What You Need to Know and What You Don’t
I have been leading yoga trainings, workshops and classes for close to ten years now. Throughout that time, I’ve come to one very basic but profound understanding. KEEP IT SIMPLE. The human body is a vastly complex organism with multiple systems working independently and interdependently. Just think about the eleven major systems working right now in your body:
- Muscular (muscle fibers, connective tissue)
- Skeletal (bones, connective tissue)
- Nervous (Brain, spinal cord, peripheral nerves
- Endocrine (hormone)
- Lymphatic (immune)
- Reproductive (testicles, ovaries, uterus etc.)
- Integumentary (skin)
- Urinary (kidneys, bladder, urethra)
- Digestive (small and large intestine, gallbladder, pancreas, liver, stomach)
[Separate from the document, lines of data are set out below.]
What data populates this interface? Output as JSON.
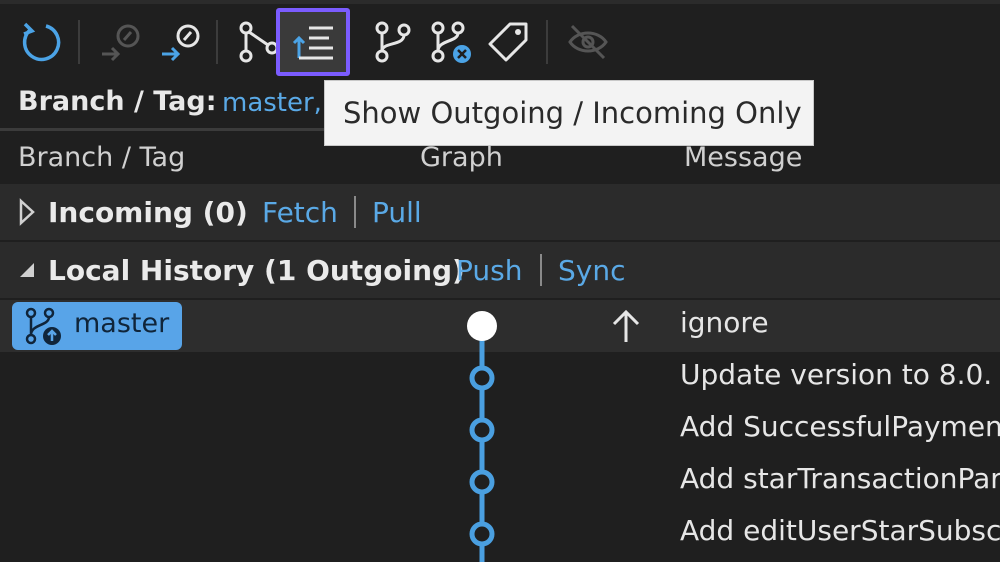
{
  "toolbar": {
    "buttons": [
      {
        "icon": "refresh-icon",
        "enabled": true
      },
      {
        "icon": "fetch-icon",
        "enabled": false
      },
      {
        "icon": "pull-icon",
        "enabled": true
      },
      {
        "icon": "graph-icon",
        "enabled": true
      },
      {
        "icon": "outgoing-incoming-icon",
        "enabled": true,
        "active": true
      },
      {
        "icon": "branch-icon",
        "enabled": true
      },
      {
        "icon": "remote-branch-icon",
        "enabled": true
      },
      {
        "icon": "tag-icon",
        "enabled": true
      },
      {
        "icon": "eye-hidden-icon",
        "enabled": false
      }
    ]
  },
  "tooltip": {
    "text": "Show Outgoing / Incoming Only"
  },
  "branch_filter": {
    "label": "Branch / Tag:",
    "value": "master,"
  },
  "columns": {
    "branch": "Branch / Tag",
    "graph": "Graph",
    "message": "Message"
  },
  "incoming": {
    "title": "Incoming (0)",
    "fetch": "Fetch",
    "pull": "Pull"
  },
  "local": {
    "title": "Local History (1 Outgoing)",
    "push": "Push",
    "sync": "Sync"
  },
  "commits": [
    {
      "branch": "master",
      "message": "ignore",
      "outgoing": true
    },
    {
      "message": "Update version to 8.0."
    },
    {
      "message": "Add SuccessfulPaymen"
    },
    {
      "message": "Add starTransactionPart"
    },
    {
      "message": "Add editUserStarSubscr"
    }
  ],
  "colors": {
    "accent": "#5aa9e6",
    "focus": "#7b5cff",
    "graph": "#4a9fe0"
  }
}
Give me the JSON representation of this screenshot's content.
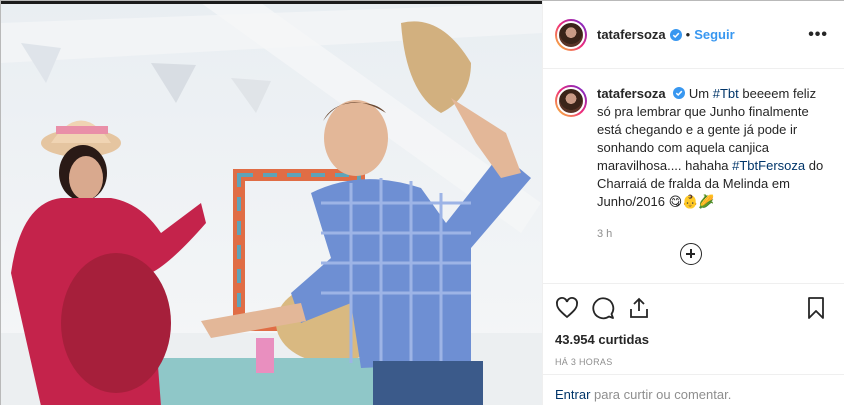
{
  "post": {
    "username": "tatafersoza",
    "follow_label": "Seguir",
    "more_label": "•••",
    "dot": "•",
    "caption": {
      "part1": "Um ",
      "tag1": "#Tbt",
      "part2": " beeeem feliz só pra lembrar que Junho finalmente está chegando e a gente já pode ir sonhando com aquela canjica maravilhosa.... hahaha ",
      "tag2": "#TbtFersoza",
      "part3": " do Charraiá de fralda da Melinda em Junho/2016 😋👶🌽"
    },
    "time_ago": "3 h",
    "likes": "43.954 curtidas",
    "date": "HÁ 3 HORAS",
    "add_comment": {
      "link": "Entrar",
      "text": " para curtir ou comentar."
    }
  },
  "icons": [
    "verified-badge-icon",
    "heart-icon",
    "comment-icon",
    "share-icon",
    "bookmark-icon",
    "load-more-plus-icon"
  ],
  "colors": {
    "link": "#3897f0",
    "hashtag": "#003569",
    "muted": "#8e8e8e"
  }
}
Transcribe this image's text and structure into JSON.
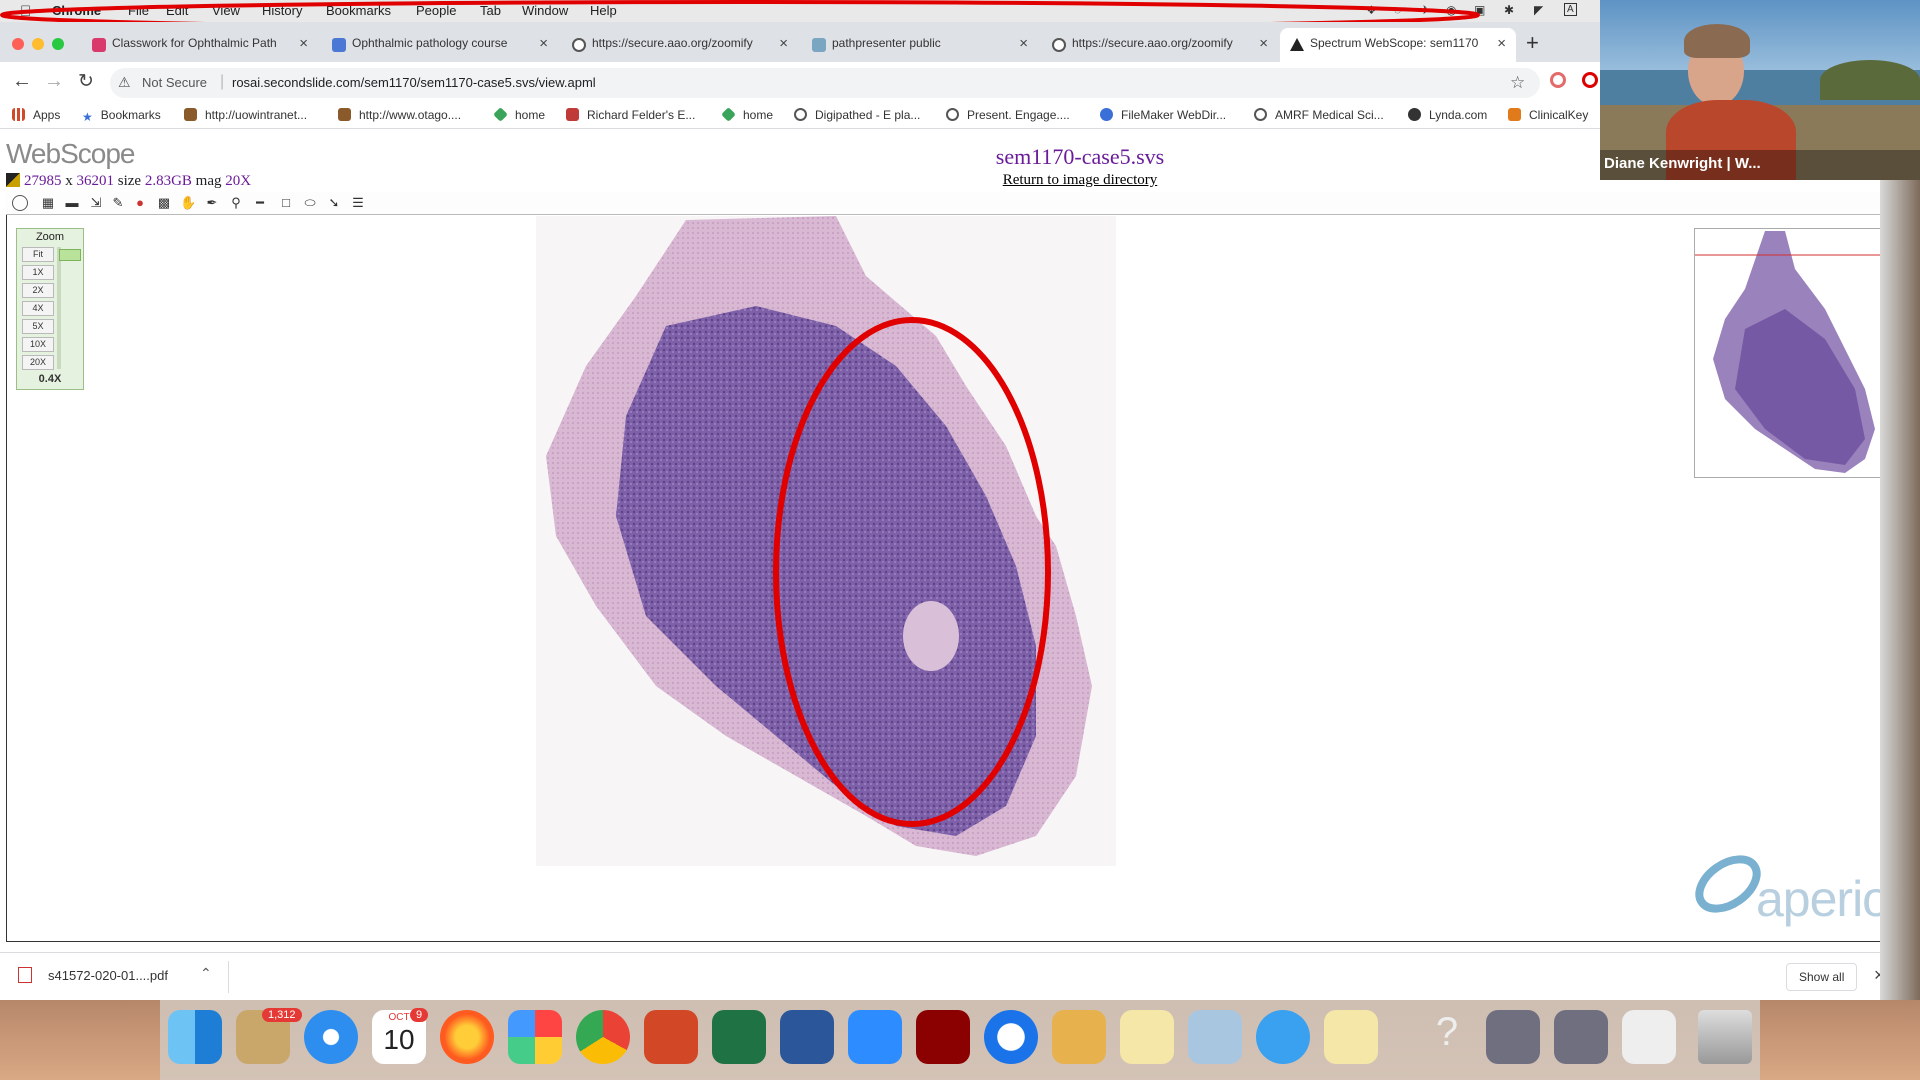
{
  "menubar": {
    "app_name": "Chrome",
    "items": [
      "File",
      "Edit",
      "View",
      "History",
      "Bookmarks",
      "People",
      "Tab",
      "Window",
      "Help"
    ]
  },
  "tabs": [
    {
      "title": "Classwork for Ophthalmic Path",
      "color": "#d93a6b",
      "active": false
    },
    {
      "title": "Ophthalmic pathology course",
      "color": "#4a78d4",
      "active": false
    },
    {
      "title": "https://secure.aao.org/zoomify",
      "color": "#555555",
      "active": false
    },
    {
      "title": "pathpresenter public",
      "color": "#7aa6c2",
      "active": false
    },
    {
      "title": "https://secure.aao.org/zoomify",
      "color": "#555555",
      "active": false
    },
    {
      "title": "Spectrum WebScope: sem1170",
      "color": "#222222",
      "active": true
    }
  ],
  "toolbar": {
    "security_label": "Not Secure",
    "url": "rosai.secondslide.com/sem1170/sem1170-case5.svs/view.apml"
  },
  "bookmarks": [
    {
      "label": "Apps",
      "color": "#d04a2a"
    },
    {
      "label": "Bookmarks",
      "color": "#3a6fd8"
    },
    {
      "label": "http://uowintranet...",
      "color": "#8a5a2a"
    },
    {
      "label": "http://www.otago....",
      "color": "#8a5a2a"
    },
    {
      "label": "home",
      "color": "#3aa55a"
    },
    {
      "label": "Richard Felder's E...",
      "color": "#c03a3a"
    },
    {
      "label": "home",
      "color": "#3aa55a"
    },
    {
      "label": "Digipathed - E pla...",
      "color": "#555555"
    },
    {
      "label": "Present. Engage....",
      "color": "#555555"
    },
    {
      "label": "FileMaker WebDir...",
      "color": "#3a6fd8"
    },
    {
      "label": "AMRF Medical Sci...",
      "color": "#555555"
    },
    {
      "label": "Lynda.com",
      "color": "#333333"
    },
    {
      "label": "ClinicalKey",
      "color": "#e07a1a"
    }
  ],
  "webscope": {
    "logo": "WebScope",
    "width_px": "27985",
    "x": "x",
    "height_px": "36201",
    "size_label": "size",
    "size_value": "2.83GB",
    "mag_label": "mag",
    "mag_value": "20X",
    "image_title": "sem1170-case5.svs",
    "return_link": "Return to image directory",
    "zoom_title": "Zoom",
    "zoom_buttons": [
      "Fit",
      "1X",
      "2X",
      "4X",
      "5X",
      "10X",
      "20X"
    ],
    "zoom_current": "0.4X",
    "brand": "aperio"
  },
  "download": {
    "filename": "s41572-020-01....pdf",
    "show_all": "Show all"
  },
  "video": {
    "participant": "Diane Kenwright | W..."
  },
  "dock": {
    "mail_badge": "1,312",
    "calendar_month": "OCT",
    "calendar_day": "10",
    "calendar_badge": "9"
  }
}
- Cardiovascular (heart, veins, arteries, blood)
- Respiratory (lungs, esophagus, larynx, mouth, nose, muscles)
Each one of these systems carries out multiple tasks and coordinates with multiple other systems to create an internal balance regardless of the always changing outside stimulus.
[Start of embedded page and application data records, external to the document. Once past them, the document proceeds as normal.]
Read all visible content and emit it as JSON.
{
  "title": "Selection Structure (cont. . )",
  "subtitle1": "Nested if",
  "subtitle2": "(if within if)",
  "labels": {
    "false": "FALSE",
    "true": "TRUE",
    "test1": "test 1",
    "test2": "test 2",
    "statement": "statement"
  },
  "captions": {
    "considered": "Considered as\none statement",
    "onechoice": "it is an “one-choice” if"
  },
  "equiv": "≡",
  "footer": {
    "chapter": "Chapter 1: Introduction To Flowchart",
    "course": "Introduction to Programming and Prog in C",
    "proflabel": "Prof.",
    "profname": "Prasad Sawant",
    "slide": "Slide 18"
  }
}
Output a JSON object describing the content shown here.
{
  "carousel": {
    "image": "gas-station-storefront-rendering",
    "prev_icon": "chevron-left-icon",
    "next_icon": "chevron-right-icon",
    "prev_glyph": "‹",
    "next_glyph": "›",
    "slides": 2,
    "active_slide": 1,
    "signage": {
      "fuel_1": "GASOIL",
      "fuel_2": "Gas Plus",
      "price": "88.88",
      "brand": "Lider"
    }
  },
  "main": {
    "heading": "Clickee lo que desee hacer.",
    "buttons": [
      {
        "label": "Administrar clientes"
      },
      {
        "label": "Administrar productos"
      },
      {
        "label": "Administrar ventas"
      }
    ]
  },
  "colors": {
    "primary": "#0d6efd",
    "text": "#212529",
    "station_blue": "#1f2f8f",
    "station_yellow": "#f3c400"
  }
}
So exactly how much anatomy does a yoga student, or teacher for that matter, need to know? It’s a great question. My answer is this. One, you should have a basic understanding of the systems that relate to the practice of yoga. Two, you should keep it simple to avoid paralysis through analysis. Remember that yoga is a practice. It needs to be engaged with and explored through action. Yoga does not live in the pages of a book, it lives in you. I’ve tried to keep the anatomy and physiology to a level that is easily digestible (no pun intended), and that will be useful to you in your practice. Throughout this book I have included anatomical information as they related to the practice being discussed. This is not solely an anatomy book. It is a yoga book.
That being said, some people truly enjoy learning about the detailed workings of the human body. If you are one of those people there are some wonderful texts on the subject, including work by Mel Robin, David Coulter, Ray Long and David Keil to name a few.
Your depth of study in anatomy, will largely depend upon your intention with yoga. For those who are interested in becoming teachers I have included below “key terms” that you will see in many anatomy books. Knowing these terms will help you in your studies.
Anatomy: The branch of science concerned with the bodily structure of humans. . . especially as revealed by the dissection and the separation of its parts.
Physiology: The way in which a living organism or bodily part functions.
Kinesiology: The study of the mechanics of body movement.
Flexibility: The quality of bending easily without breaking.
Stretch: (of something soft or elastic) Being capable of being made wider or longer without tearing or breaking.
Isometric: Muscular action in which tension is developed without contraction of the muscle.
Isotonic: Taking place with normal contraction.
Muscle: A band or bundle of fibrous tissue in a human or animal body that has the ability to contract, producing movement in or maintaining the position of parts of the body.
Connective Tissue: Tissue that connects, supports, binds, or separates other tissues or organs, typically having relatively few cells embedded in an amorphous matrix often with collagen or other fibers, and including cartilaginous, fatty, and elastic tissues.
Fascia: A thin sheath of fibrous tissue enclosing a muscle or other organ.
Ligament: A short band of tough, flexible, fibrous connective tissue that connects two bones or cartilages or holds together a joint.
Tendon: A flexible but inelastic cord of strong fibrous collagen tissue attaching a muscle to a bone.
The kinetic chain: All human movement occurs via the Kinetic chain. This is the interconnectedness of three systems: the muscular, skeletal and nervous.
Planes of Movement
The body moves through a variety of planes. Each one has associated movement patterns. The planes of movement are sagittal, coronal, and transverse. The chart below shows the associated movement patterns in more detail.
In the proper sequencing of a yogasana class, we move the spine and limbs through all planes of motion.
- Coronal - Adduction/Abduction
- Sagittal - Flexion/Extension
- Transverse - Internal Rotation / External Rotation
- Anterior – Towards the front
- Posterior – Towards the back
- Superior - Above
- Inferior - Below
- Medial – Towards the midline
- Lateral – Away from the midline